» Problem
Set down every entry below exactly as it stands.

*** Opening Input records ***

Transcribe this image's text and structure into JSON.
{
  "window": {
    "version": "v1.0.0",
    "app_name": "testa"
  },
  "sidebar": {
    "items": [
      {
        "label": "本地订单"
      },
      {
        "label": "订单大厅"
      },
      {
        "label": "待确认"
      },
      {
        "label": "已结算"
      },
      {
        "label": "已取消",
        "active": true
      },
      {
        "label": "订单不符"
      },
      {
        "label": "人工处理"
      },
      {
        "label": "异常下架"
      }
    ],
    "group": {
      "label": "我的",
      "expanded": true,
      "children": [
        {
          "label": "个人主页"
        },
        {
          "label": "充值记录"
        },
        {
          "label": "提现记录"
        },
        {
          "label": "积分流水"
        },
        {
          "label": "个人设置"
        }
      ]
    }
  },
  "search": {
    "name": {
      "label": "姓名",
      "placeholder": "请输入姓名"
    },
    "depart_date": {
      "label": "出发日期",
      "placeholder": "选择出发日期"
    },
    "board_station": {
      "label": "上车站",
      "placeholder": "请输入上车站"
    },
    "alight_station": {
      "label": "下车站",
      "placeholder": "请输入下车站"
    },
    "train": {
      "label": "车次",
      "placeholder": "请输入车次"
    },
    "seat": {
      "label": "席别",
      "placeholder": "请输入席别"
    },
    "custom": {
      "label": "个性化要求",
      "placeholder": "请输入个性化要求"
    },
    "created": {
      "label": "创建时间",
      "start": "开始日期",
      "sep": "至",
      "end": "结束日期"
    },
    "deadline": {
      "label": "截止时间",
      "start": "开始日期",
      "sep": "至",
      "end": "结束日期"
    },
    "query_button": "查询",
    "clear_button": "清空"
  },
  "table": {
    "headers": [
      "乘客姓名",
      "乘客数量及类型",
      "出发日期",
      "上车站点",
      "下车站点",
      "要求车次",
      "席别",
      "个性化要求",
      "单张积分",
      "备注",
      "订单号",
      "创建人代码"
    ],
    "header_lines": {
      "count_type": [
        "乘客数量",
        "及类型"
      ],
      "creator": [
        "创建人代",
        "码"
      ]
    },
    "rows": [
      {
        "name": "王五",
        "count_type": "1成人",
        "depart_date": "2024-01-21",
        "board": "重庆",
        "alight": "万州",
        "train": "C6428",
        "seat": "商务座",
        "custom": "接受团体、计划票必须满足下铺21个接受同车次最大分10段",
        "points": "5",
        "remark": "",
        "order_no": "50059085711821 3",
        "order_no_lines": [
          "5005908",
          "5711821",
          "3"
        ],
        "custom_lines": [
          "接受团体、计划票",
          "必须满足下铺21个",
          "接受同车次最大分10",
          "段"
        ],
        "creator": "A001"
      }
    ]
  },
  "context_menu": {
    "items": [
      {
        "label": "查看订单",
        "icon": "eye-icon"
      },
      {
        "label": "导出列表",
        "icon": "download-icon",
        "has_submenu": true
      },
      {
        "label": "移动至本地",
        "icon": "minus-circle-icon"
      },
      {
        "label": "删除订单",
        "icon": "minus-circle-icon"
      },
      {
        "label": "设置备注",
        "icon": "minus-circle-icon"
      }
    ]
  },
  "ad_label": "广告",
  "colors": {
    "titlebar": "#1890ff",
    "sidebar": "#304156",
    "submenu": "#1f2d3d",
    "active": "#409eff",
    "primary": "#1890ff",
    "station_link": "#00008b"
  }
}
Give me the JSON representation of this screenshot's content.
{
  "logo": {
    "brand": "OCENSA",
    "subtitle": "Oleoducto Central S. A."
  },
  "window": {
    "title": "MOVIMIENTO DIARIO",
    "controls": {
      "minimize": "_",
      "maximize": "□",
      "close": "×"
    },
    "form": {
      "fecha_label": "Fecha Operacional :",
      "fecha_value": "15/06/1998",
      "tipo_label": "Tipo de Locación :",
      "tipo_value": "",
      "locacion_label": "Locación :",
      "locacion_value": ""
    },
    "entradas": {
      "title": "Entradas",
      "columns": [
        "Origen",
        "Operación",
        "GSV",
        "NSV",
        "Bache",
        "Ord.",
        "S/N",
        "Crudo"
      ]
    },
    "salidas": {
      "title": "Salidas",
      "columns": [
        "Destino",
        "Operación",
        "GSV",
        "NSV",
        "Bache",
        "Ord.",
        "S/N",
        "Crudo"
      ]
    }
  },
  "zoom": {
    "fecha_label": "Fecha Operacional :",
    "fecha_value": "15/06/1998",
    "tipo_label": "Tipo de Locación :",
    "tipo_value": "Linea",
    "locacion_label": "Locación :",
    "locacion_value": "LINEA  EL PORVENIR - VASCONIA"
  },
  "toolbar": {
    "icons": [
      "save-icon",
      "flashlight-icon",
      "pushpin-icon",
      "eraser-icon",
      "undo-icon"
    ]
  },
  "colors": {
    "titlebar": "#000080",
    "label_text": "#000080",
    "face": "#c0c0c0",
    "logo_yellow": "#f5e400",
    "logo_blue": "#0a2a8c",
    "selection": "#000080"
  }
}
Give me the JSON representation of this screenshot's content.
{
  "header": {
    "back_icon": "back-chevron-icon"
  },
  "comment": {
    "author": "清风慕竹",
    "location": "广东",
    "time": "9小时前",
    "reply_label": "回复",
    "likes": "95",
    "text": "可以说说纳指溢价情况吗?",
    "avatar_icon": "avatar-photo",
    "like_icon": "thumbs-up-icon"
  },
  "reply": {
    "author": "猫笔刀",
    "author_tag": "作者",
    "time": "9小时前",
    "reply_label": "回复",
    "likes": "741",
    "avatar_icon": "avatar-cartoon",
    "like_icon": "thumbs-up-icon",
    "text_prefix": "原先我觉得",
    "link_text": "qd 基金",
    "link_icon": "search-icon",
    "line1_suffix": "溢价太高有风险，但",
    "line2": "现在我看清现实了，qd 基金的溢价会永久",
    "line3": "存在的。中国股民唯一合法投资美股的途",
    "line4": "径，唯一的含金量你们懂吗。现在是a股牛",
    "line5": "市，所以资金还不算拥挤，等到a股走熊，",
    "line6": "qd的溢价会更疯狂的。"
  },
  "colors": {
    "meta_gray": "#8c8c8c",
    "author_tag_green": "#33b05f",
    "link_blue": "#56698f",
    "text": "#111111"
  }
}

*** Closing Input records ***

» Written answer
Transcribe this image's text and structure into JSON.
{
  "window": {
    "version": "v1.0.0",
    "app_name": "testa"
  },
  "sidebar": {
    "items": [
      {
        "label": "本地订单"
      },
      {
        "label": "订单大厅"
      },
      {
        "label": "待确认"
      },
      {
        "label": "已结算"
      },
      {
        "label": "已取消",
        "active": true
      },
      {
        "label": "订单不符"
      },
      {
        "label": "人工处理"
      },
      {
        "label": "异常下架"
      }
    ],
    "group": {
      "label": "我的",
      "expanded": true,
      "children": [
        {
          "label": "个人主页"
        },
        {
          "label": "充值记录"
        },
        {
          "label": "提现记录"
        },
        {
          "label": "积分流水"
        },
        {
          "label": "个人设置"
        }
      ]
    }
  },
  "search": {
    "name": {
      "label": "姓名",
      "placeholder": "请输入姓名"
    },
    "depart_date": {
      "label": "出发日期",
      "placeholder": "选择出发日期"
    },
    "board_station": {
      "label": "上车站",
      "placeholder": "请输入上车站"
    },
    "alight_station": {
      "label": "下车站",
      "placeholder": "请输入下车站"
    },
    "train": {
      "label": "车次",
      "placeholder": "请输入车次"
    },
    "seat": {
      "label": "席别",
      "placeholder": "请输入席别"
    },
    "custom": {
      "label": "个性化要求",
      "placeholder": "请输入个性化要求"
    },
    "created": {
      "label": "创建时间",
      "start": "开始日期",
      "sep": "至",
      "end": "结束日期"
    },
    "deadline": {
      "label": "截止时间",
      "start": "开始日期",
      "sep": "至",
      "end": "结束日期"
    },
    "query_button": "查询",
    "clear_button": "清空"
  },
  "table": {
    "headers": [
      "乘客姓名",
      "乘客数量及类型",
      "出发日期",
      "上车站点",
      "下车站点",
      "要求车次",
      "席别",
      "个性化要求",
      "单张积分",
      "备注",
      "订单号",
      "创建人代码"
    ],
    "header_lines": {
      "count_type": [
        "乘客数量",
        "及类型"
      ],
      "creator": [
        "创建人代",
        "码"
      ]
    },
    "rows": [
      {
        "name": "王五",
        "count_type": "1成人",
        "depart_date": "2024-01-21",
        "board": "重庆",
        "alight": "万州",
        "train": "C6428",
        "seat": "商务座",
        "custom": "接受团体、计划票必须满足下铺21个接受同车次最大分10段",
        "points": "5",
        "remark": "",
        "order_no": "50059085711821 3",
        "order_no_lines": [
          "5005908",
          "5711821",
          "3"
        ],
        "custom_lines": [
          "接受团体、计划票",
          "必须满足下铺21个",
          "接受同车次最大分10",
          "段"
        ],
        "creator": "A001"
      }
    ]
  },
  "context_menu": {
    "items": [
      {
        "label": "查看订单",
        "icon": "eye-icon"
      },
      {
        "label": "导出列表",
        "icon": "download-icon",
        "has_submenu": true
      },
      {
        "label": "移动至本地",
        "icon": "minus-circle-icon"
      },
      {
        "label": "删除订单",
        "icon": "minus-circle-icon"
      },
      {
        "label": "设置备注",
        "icon": "minus-circle-icon"
      }
    ]
  },
  "ad_label": "广告",
  "colors": {
    "titlebar": "#1890ff",
    "sidebar": "#304156",
    "submenu": "#1f2d3d",
    "active": "#409eff",
    "primary": "#1890ff",
    "station_link": "#00008b"
  }
}
Give me the JSON representation of this screenshot's content.
{
  "logo": {
    "brand": "OCENSA",
    "subtitle": "Oleoducto Central S. A."
  },
  "window": {
    "title": "MOVIMIENTO DIARIO",
    "controls": {
      "minimize": "_",
      "maximize": "□",
      "close": "×"
    },
    "form": {
      "fecha_label": "Fecha Operacional :",
      "fecha_value": "15/06/1998",
      "tipo_label": "Tipo de Locación :",
      "tipo_value": "",
      "locacion_label": "Locación :",
      "locacion_value": ""
    },
    "entradas": {
      "title": "Entradas",
      "columns": [
        "Origen",
        "Operación",
        "GSV",
        "NSV",
        "Bache",
        "Ord.",
        "S/N",
        "Crudo"
      ]
    },
    "salidas": {
      "title": "Salidas",
      "columns": [
        "Destino",
        "Operación",
        "GSV",
        "NSV",
        "Bache",
        "Ord.",
        "S/N",
        "Crudo"
      ]
    }
  },
  "zoom": {
    "fecha_label": "Fecha Operacional :",
    "fecha_value": "15/06/1998",
    "tipo_label": "Tipo de Locación :",
    "tipo_value": "Linea",
    "locacion_label": "Locación :",
    "locacion_value": "LINEA  EL PORVENIR - VASCONIA"
  },
  "toolbar": {
    "icons": [
      "save-icon",
      "flashlight-icon",
      "pushpin-icon",
      "eraser-icon",
      "undo-icon"
    ]
  },
  "colors": {
    "titlebar": "#000080",
    "label_text": "#000080",
    "face": "#c0c0c0",
    "logo_yellow": "#f5e400",
    "logo_blue": "#0a2a8c",
    "selection": "#000080"
  }
}
Give me the JSON representation of this screenshot's content.
{
  "header": {
    "back_icon": "back-chevron-icon"
  },
  "comment": {
    "author": "清风慕竹",
    "location": "广东",
    "time": "9小时前",
    "reply_label": "回复",
    "likes": "95",
    "text": "可以说说纳指溢价情况吗?",
    "avatar_icon": "avatar-photo",
    "like_icon": "thumbs-up-icon"
  },
  "reply": {
    "author": "猫笔刀",
    "author_tag": "作者",
    "time": "9小时前",
    "reply_label": "回复",
    "likes": "741",
    "avatar_icon": "avatar-cartoon",
    "like_icon": "thumbs-up-icon",
    "text_prefix": "原先我觉得",
    "link_text": "qd 基金",
    "link_icon": "search-icon",
    "line1_suffix": "溢价太高有风险，但",
    "line2": "现在我看清现实了，qd 基金的溢价会永久",
    "line3": "存在的。中国股民唯一合法投资美股的途",
    "line4": "径，唯一的含金量你们懂吗。现在是a股牛",
    "line5": "市，所以资金还不算拥挤，等到a股走熊，",
    "line6": "qd的溢价会更疯狂的。"
  },
  "colors": {
    "meta_gray": "#8c8c8c",
    "author_tag_green": "#33b05f",
    "link_blue": "#56698f",
    "text": "#111111"
  }
}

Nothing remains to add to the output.